TL;DR: It is argued that the needs of many classes of modern applications, especially those targeted at mobile or wireless computing, demand the services of content-based publish/subscribe middleware, and that this middleware in turn demands a new kind of communication infrastructure for its proper implementation.

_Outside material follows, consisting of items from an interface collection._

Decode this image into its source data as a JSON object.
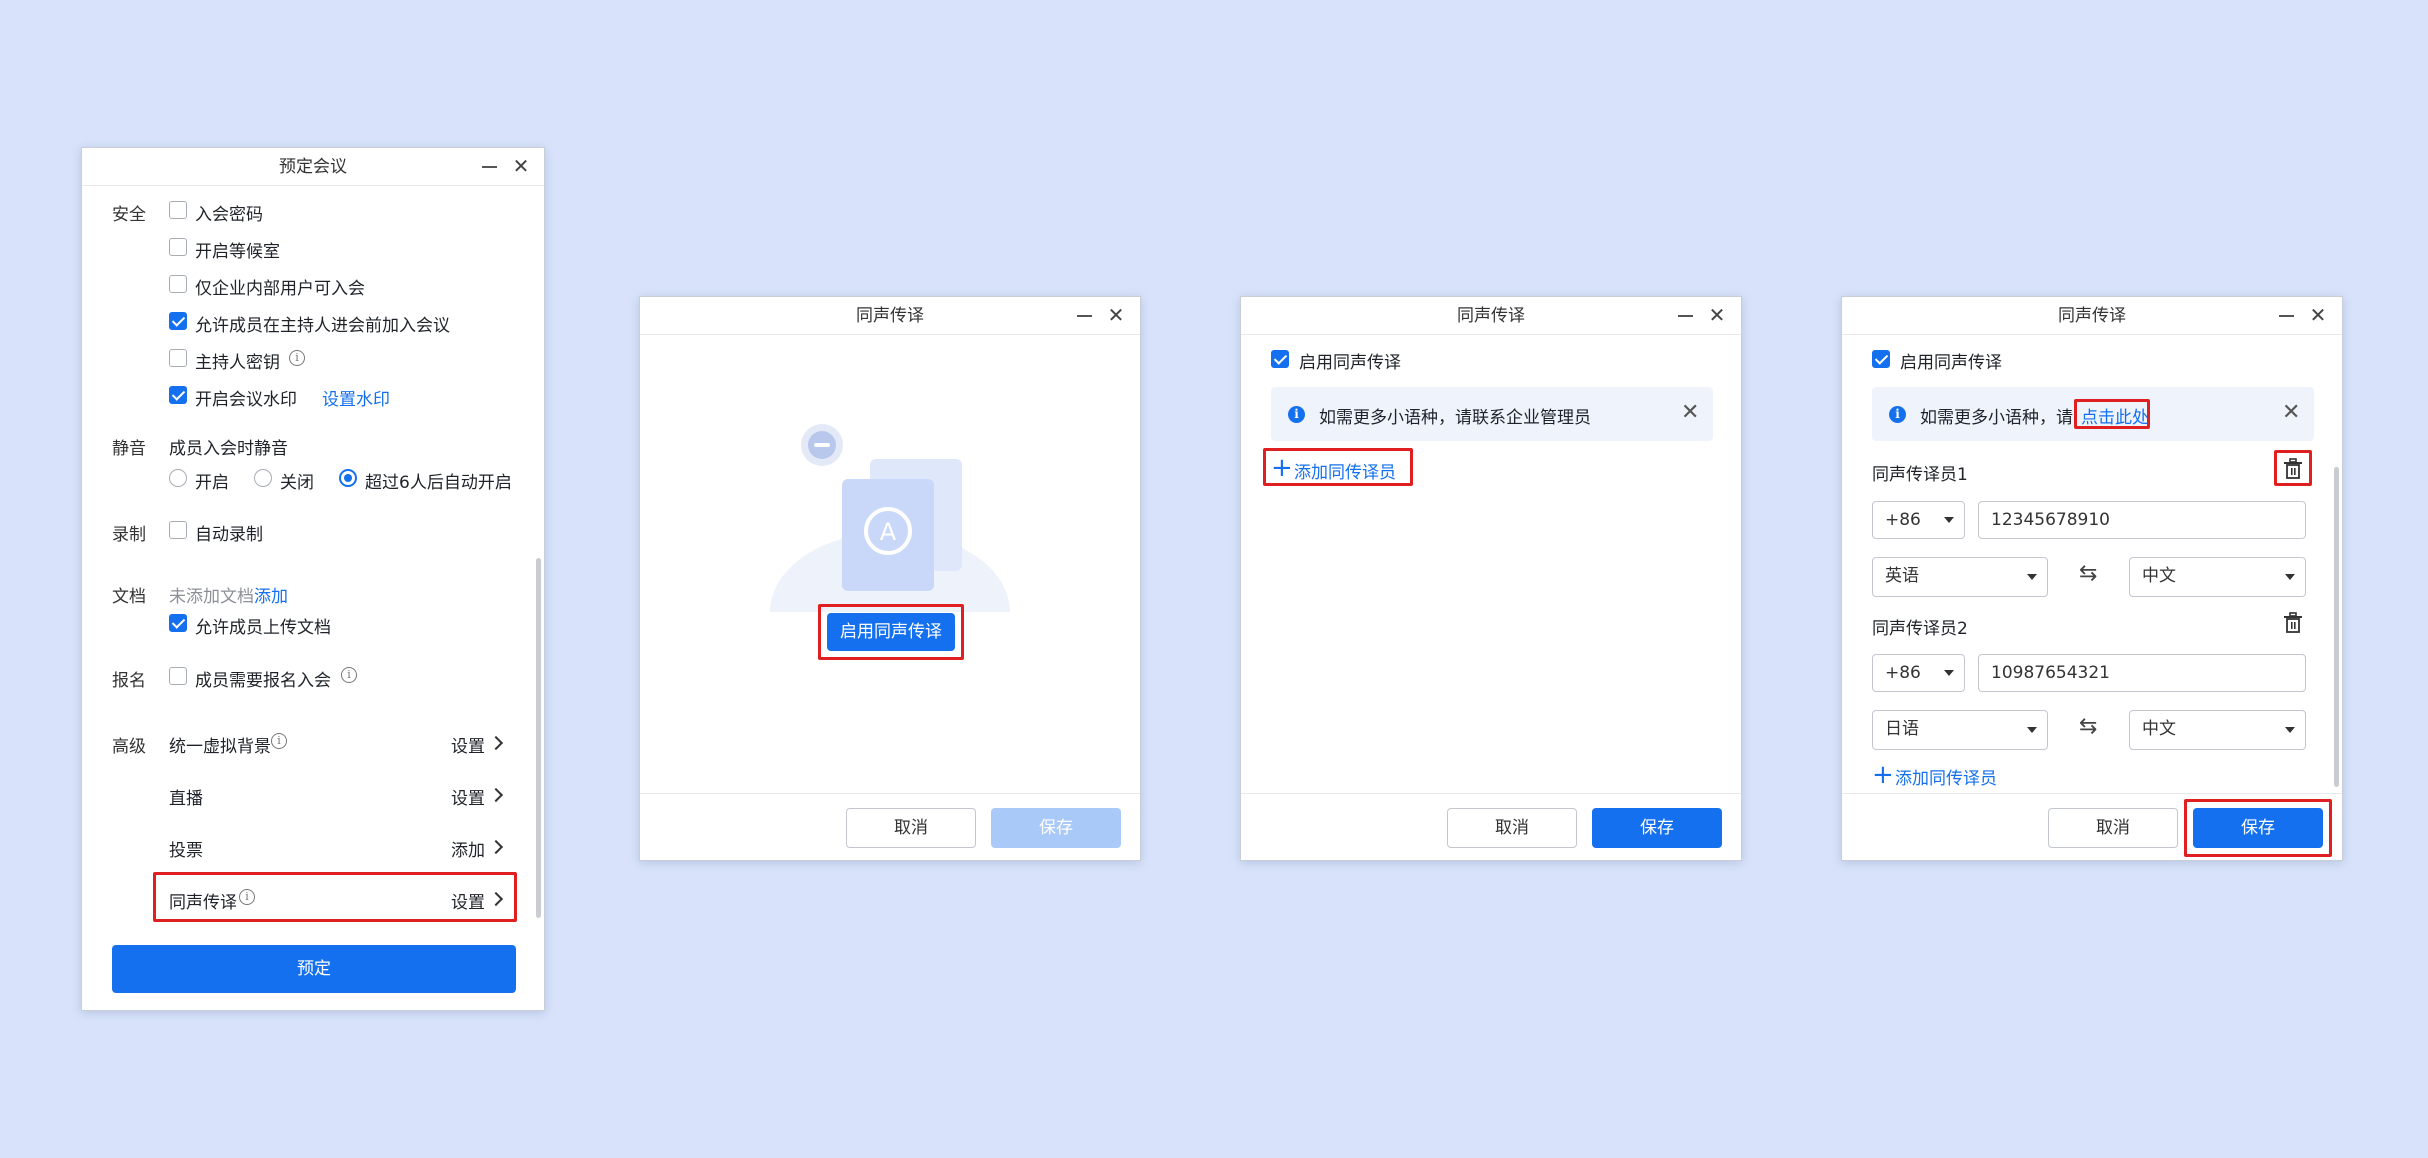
{
  "colors": {
    "background": "#d8e3fb",
    "accent": "#1570ef",
    "highlight": "#e02020",
    "disabled": "#a9c9f8"
  },
  "schedule": {
    "title": "预定会议",
    "security": {
      "label": "安全",
      "items": [
        {
          "label": "入会密码",
          "checked": false
        },
        {
          "label": "开启等候室",
          "checked": false
        },
        {
          "label": "仅企业内部用户可入会",
          "checked": false
        },
        {
          "label": "允许成员在主持人进会前加入会议",
          "checked": true
        },
        {
          "label": "主持人密钥",
          "checked": false
        },
        {
          "label": "开启会议水印",
          "checked": true
        }
      ],
      "watermark_link": "设置水印"
    },
    "mute": {
      "label": "静音",
      "sublabel": "成员入会时静音",
      "options": [
        "开启",
        "关闭",
        "超过6人后自动开启"
      ],
      "selected": "超过6人后自动开启"
    },
    "record": {
      "label": "录制",
      "item": "自动录制"
    },
    "docs": {
      "label": "文档",
      "none": "未添加文档",
      "add": "添加",
      "allow_upload": "允许成员上传文档"
    },
    "signup": {
      "label": "报名",
      "item": "成员需要报名入会"
    },
    "advanced": {
      "label": "高级",
      "rows": [
        {
          "label": "统一虚拟背景",
          "action": "设置"
        },
        {
          "label": "直播",
          "action": "设置"
        },
        {
          "label": "投票",
          "action": "添加"
        },
        {
          "label": "同声传译",
          "action": "设置"
        }
      ]
    },
    "submit": "预定"
  },
  "interp_empty": {
    "title": "同声传译",
    "enable_button": "启用同声传译",
    "cancel": "取消",
    "save": "保存"
  },
  "interp_enabled": {
    "title": "同声传译",
    "enable_label": "启用同声传译",
    "notice": "如需更多小语种，请联系企业管理员",
    "add": "添加同传译员",
    "cancel": "取消",
    "save": "保存"
  },
  "interp_filled": {
    "title": "同声传译",
    "enable_label": "启用同声传译",
    "notice_prefix": "如需更多小语种，请",
    "notice_link": "点击此处",
    "interpreters": [
      {
        "label": "同声传译员1",
        "code": "+86",
        "phone": "12345678910",
        "from": "英语",
        "to": "中文"
      },
      {
        "label": "同声传译员2",
        "code": "+86",
        "phone": "10987654321",
        "from": "日语",
        "to": "中文"
      }
    ],
    "add": "添加同传译员",
    "cancel": "取消",
    "save": "保存"
  },
  "icons": {
    "minimize": "minimize-icon",
    "close": "close-icon",
    "swap": "⇆",
    "close_glyph": "✕",
    "info": "i",
    "plus": "+"
  }
}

Abstract: We argue that the needs of many classes of modern applications, especially those targeted at mobile or wireless computing, demand the services of content-based publish/subscribe middleware, and that this middleware in turn demands a new kind of communication infrastructure for its proper implementation. We refer to this new communication infrastructure as content-based networking. The service model of this network must directly support the interface of an advanced content-based publish/subscribe middleware service. At the same time, the implementation must be architected as a true distributed network, providing appropriate guarantees of reliability, security, and performance. We do not propose content-based networking as a replacement for IP, nor do we advocate an implementation of a publish/subscribe middleware at the network level (i.e., within routers). Instead, we argue that content-based networking must be designed according to established networking principles and techniques. To this end, in this paper, we formulate the foundational concepts of content-based networking, and relate them to the corresponding concepts in traditional networking. We also briefly review our experience with content-based publish/subscribe middleware and suggest some open research problems in the area of content-based networking.

203 citations